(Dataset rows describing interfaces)
<<<<

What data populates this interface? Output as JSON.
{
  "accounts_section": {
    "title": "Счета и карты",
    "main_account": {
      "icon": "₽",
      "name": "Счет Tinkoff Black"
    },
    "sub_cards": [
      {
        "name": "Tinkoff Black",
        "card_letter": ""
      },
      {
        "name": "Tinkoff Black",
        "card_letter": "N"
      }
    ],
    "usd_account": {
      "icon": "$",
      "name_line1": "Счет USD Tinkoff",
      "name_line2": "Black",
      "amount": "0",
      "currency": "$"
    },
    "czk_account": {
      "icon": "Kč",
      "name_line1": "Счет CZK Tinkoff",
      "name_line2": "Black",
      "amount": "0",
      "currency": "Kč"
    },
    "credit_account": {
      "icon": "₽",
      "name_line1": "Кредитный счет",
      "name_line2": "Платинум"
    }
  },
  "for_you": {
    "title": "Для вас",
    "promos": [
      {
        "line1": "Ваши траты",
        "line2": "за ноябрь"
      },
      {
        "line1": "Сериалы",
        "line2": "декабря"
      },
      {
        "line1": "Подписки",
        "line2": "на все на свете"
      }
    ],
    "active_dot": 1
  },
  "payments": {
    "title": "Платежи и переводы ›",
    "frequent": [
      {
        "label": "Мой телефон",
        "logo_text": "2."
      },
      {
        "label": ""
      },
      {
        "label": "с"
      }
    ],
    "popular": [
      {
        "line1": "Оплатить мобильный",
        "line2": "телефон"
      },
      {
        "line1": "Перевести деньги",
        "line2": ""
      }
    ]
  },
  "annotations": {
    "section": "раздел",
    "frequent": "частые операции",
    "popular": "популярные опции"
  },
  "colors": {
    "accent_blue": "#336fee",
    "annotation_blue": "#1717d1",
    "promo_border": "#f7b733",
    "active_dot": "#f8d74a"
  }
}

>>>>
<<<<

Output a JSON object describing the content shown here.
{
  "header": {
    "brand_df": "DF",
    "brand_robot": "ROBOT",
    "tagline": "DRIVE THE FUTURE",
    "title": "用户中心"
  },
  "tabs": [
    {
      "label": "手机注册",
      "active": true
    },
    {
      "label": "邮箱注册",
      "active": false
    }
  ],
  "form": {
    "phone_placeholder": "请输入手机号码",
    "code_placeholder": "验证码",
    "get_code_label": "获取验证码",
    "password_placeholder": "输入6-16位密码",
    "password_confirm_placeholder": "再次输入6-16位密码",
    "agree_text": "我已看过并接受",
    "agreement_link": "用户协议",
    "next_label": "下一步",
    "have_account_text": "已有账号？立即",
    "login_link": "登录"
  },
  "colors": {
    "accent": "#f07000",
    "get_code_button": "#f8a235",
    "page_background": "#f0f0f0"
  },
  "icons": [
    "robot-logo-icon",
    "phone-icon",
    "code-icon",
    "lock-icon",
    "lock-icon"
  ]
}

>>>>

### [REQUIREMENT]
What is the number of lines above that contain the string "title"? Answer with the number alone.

### [ANSWER TO THE PROBLEM]
4